In office, his record was definitely centrist. He said his “family was opposed to slavery on religious grounds, and many of them, when they saw the war clouds gathering, moved to Kentucky.” He boasts he helped shepherded the Federal Black Lung legislation and backed the first food stamp program. And he remained faithful to the latter until the end.He opposed the Ford administration’s plan to raise prices on food stamps (“it shocked my sense of equity). , and it was beaten 374-38. He opposed Ford’s plan to hold Social Security increases to five percent, rather than the 8.5% projected by COLA, arguing it “could hit the groups least able to cope.” And he opposed Ford’s request for a tariff increase as well as an Appropriation for South Vietnam and Cambodia. And he said budget cuts would have to mean defense cuts, calling it “a fertile area.”
That prompted the New York Times to run a story, “A GOP loyalist opposes key Ford proposals.” Wampler responded that “I admire him, he’s my friend. He’s had tough decisions to make but I just couldn’t go along.” Wampler, whom the Times describes as “soft-spoken,” summed up his predicament thus: “my first obligation is to my constituents and not to my party.” But he’d say years later that “philosophically, he and Ford were on the same wave length.” As Ford left the scene, Wampler had little good to say about Carter but did back the Chrysler loan package and vote to create the Department of Education.
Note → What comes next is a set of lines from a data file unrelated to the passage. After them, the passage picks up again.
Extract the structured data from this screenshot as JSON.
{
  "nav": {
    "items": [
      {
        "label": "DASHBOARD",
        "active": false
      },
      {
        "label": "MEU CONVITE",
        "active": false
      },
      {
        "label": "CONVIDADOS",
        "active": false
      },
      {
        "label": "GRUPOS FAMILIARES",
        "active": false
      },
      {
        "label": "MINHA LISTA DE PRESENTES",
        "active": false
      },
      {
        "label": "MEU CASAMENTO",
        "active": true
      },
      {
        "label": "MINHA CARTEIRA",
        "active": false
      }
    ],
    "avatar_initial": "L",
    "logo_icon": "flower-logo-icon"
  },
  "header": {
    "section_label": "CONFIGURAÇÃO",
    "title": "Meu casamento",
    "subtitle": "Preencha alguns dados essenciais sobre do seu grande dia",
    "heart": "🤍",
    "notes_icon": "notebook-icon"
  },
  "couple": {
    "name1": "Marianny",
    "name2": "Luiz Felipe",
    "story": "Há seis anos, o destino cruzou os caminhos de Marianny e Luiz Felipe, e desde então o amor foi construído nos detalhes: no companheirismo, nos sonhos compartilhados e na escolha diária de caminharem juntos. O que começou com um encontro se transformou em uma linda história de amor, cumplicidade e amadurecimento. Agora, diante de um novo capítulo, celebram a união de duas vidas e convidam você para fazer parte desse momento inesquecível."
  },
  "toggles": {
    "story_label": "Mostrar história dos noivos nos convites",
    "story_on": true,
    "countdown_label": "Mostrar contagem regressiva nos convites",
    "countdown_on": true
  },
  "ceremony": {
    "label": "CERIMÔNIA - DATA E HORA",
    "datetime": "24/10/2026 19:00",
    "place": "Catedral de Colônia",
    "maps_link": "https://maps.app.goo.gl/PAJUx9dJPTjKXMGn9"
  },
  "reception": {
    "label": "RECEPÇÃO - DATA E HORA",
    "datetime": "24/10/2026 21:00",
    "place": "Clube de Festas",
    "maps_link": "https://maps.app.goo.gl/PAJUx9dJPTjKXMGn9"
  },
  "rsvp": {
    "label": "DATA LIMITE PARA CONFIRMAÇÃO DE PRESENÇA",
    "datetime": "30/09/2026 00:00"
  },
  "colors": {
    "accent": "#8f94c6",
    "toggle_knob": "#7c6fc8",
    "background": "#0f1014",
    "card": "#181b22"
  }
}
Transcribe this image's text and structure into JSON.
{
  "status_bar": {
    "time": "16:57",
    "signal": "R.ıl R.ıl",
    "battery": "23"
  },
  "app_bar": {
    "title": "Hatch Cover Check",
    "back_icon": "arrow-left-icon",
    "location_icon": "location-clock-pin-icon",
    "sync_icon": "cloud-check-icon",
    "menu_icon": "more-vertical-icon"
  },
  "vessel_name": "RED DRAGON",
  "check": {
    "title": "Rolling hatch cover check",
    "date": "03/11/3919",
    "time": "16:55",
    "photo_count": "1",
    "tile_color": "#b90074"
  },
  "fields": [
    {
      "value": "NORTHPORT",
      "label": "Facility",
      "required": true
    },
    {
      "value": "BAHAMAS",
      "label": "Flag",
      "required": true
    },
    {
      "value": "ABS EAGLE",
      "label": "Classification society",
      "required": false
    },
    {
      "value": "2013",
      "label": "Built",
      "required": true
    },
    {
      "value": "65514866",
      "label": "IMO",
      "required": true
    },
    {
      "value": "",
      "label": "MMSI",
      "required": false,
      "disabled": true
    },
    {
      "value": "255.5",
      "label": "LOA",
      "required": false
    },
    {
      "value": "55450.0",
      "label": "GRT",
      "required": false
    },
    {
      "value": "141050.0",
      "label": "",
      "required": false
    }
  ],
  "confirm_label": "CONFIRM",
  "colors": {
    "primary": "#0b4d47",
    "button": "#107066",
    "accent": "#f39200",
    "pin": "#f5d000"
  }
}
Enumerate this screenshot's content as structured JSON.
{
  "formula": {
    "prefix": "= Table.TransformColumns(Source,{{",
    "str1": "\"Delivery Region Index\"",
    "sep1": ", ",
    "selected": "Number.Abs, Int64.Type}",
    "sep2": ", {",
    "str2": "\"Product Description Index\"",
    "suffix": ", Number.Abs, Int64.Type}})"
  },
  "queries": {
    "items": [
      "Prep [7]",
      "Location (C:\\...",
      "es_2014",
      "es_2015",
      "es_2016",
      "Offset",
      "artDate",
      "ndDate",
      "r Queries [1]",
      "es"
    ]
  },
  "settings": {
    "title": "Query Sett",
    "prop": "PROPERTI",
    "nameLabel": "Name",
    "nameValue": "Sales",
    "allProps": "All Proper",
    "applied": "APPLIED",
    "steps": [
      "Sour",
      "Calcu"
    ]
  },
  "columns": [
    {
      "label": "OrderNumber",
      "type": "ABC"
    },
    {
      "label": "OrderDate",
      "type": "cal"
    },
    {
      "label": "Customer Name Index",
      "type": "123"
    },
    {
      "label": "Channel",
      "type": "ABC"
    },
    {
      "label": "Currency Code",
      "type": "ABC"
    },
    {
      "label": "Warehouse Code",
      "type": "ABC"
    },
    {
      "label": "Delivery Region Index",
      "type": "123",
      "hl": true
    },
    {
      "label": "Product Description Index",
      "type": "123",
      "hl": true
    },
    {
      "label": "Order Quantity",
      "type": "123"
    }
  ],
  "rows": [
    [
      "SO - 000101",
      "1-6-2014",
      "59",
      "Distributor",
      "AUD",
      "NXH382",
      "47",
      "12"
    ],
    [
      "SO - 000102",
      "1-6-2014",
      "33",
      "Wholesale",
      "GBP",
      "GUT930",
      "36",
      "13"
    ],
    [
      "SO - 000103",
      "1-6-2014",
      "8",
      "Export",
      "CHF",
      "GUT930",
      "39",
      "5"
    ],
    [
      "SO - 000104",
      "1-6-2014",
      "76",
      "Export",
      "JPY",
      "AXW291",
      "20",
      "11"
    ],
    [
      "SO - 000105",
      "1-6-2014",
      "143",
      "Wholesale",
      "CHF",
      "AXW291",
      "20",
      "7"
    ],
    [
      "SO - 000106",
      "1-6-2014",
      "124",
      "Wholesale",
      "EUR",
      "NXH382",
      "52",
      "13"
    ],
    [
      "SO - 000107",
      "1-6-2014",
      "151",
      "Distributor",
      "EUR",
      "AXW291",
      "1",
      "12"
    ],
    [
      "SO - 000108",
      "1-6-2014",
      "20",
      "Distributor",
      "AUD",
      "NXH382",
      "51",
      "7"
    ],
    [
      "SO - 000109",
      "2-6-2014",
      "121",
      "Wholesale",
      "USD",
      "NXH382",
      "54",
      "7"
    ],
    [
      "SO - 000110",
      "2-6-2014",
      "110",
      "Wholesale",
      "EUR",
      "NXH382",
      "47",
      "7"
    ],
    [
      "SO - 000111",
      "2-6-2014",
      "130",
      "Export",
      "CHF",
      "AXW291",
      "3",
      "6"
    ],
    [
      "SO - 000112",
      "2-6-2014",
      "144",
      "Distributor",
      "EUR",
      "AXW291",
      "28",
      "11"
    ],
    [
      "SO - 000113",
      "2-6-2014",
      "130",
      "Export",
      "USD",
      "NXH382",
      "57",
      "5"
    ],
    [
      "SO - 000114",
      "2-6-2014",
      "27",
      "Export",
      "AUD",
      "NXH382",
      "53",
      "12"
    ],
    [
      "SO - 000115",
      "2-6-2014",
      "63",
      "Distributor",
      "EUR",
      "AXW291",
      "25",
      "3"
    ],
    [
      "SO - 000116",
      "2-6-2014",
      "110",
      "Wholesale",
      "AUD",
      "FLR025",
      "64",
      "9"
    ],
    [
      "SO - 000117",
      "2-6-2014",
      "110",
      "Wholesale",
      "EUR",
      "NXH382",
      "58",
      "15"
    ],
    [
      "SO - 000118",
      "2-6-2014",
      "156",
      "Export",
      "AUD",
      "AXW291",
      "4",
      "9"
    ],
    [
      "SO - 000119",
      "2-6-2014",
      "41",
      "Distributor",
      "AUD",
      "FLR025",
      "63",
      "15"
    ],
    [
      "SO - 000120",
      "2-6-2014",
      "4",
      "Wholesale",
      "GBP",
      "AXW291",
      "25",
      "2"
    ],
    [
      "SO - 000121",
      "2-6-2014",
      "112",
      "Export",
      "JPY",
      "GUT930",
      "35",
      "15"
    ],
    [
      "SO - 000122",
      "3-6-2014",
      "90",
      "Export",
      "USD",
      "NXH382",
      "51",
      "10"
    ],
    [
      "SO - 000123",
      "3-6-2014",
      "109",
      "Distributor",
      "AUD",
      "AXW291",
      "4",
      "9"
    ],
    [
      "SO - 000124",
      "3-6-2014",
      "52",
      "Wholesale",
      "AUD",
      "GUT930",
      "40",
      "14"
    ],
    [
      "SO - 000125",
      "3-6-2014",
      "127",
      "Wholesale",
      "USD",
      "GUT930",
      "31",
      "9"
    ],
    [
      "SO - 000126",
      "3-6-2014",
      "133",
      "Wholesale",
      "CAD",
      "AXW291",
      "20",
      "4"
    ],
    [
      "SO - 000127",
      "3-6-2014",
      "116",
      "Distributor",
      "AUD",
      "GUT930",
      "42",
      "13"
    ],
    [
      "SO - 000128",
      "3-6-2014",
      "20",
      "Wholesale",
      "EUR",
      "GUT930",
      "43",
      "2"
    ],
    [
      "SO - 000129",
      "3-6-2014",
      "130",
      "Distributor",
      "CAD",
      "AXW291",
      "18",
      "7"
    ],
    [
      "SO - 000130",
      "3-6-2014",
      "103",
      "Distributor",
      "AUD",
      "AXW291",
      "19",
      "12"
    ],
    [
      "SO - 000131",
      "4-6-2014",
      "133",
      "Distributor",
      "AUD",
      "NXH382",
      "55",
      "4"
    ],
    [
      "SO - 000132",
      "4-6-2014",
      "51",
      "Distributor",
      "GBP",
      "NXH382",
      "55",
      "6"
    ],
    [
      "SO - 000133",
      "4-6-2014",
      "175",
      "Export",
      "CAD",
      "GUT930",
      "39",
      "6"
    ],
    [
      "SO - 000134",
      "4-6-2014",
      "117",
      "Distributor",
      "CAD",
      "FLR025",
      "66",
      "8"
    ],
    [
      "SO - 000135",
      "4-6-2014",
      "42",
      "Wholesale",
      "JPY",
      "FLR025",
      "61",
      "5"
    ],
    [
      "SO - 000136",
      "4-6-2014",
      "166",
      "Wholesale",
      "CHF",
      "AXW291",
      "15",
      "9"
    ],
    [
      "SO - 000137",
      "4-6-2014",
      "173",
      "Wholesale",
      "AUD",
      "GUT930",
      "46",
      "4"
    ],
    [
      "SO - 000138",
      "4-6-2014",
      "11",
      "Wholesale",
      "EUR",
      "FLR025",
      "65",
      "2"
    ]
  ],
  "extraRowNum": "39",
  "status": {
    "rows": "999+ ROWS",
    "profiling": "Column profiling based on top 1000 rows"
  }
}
On other issues, he was fiercely parochial, voting with less than 100 members against a bill that would kill New River Dam He was thinking the economy, saying, “”This project would provide just the kind of economic shot in the arm this area needs.”
The district was called the “Fighting 9th” because it was so fiercely contested. It’s Republican heritage went back to he Civil War. But at the national level, that was ebbing. Reagan carried it in 1980 and Carter, even while losing Virginia, took it by 6% in ’76. But having survived Watergate, Wampler seemed poised to hold the 9th as long as he wanted it. Unfortunately, he got caught up in yet another Republican mid-term, which very nearly mirrored his losing margin from 1954.
Wampler died last year at 86 and Jim Mullins, a former employee called him, “the last of the old-time political figures. He always wanted to talk to constituents. Several times, we’d go to (a meeting) and there would be 150 or 200 people there. He wanted to talk to each and every one of them and try to help them with their problems.” Bill could draw a crowd faster than anyone I’ve ever seen.”
Wampler’s respect was such that he managed to survive the Watergate year of 1974, and he was the first congratulatory call (of precious few) that Gerald Ford made that evening. His hold on the district seemed secure for as long as he wanted. But by 1982, he came up on one midterm landslide too m any and lost to Democrat Rick Boucher by 1,138 votes.
Wampler’s son has been a Virginia State Senator since 1987.